▸ **THE TASK**
This task calls for copying every line of the records that includes the word "name".

▸ **Website and app data records**
★ ★ ★ ★ ★ ★ ★

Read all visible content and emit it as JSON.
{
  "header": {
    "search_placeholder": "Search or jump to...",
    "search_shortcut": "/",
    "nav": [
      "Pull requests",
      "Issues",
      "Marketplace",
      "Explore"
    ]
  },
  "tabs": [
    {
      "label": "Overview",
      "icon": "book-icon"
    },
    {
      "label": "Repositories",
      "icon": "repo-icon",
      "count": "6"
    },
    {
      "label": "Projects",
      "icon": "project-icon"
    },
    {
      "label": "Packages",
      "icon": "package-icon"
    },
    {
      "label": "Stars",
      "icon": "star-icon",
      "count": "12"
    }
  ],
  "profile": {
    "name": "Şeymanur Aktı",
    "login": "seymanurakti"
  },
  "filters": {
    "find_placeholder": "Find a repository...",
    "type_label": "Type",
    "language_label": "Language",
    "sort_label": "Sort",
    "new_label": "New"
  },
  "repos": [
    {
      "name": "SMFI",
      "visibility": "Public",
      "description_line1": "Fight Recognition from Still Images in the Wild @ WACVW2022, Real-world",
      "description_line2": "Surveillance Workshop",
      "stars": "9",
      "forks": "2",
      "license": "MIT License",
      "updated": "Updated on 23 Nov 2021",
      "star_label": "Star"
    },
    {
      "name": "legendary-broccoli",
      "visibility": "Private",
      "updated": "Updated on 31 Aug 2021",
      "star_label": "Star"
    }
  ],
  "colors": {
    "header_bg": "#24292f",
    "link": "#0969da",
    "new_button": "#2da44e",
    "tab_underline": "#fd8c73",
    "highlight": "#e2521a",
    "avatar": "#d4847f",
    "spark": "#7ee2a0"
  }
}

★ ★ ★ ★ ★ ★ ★

▸ **SOLUTION TO THE PROBLEM**
    "name": "Şeymanur Aktı",
      "name": "SMFI",
      "name": "legendary-broccoli",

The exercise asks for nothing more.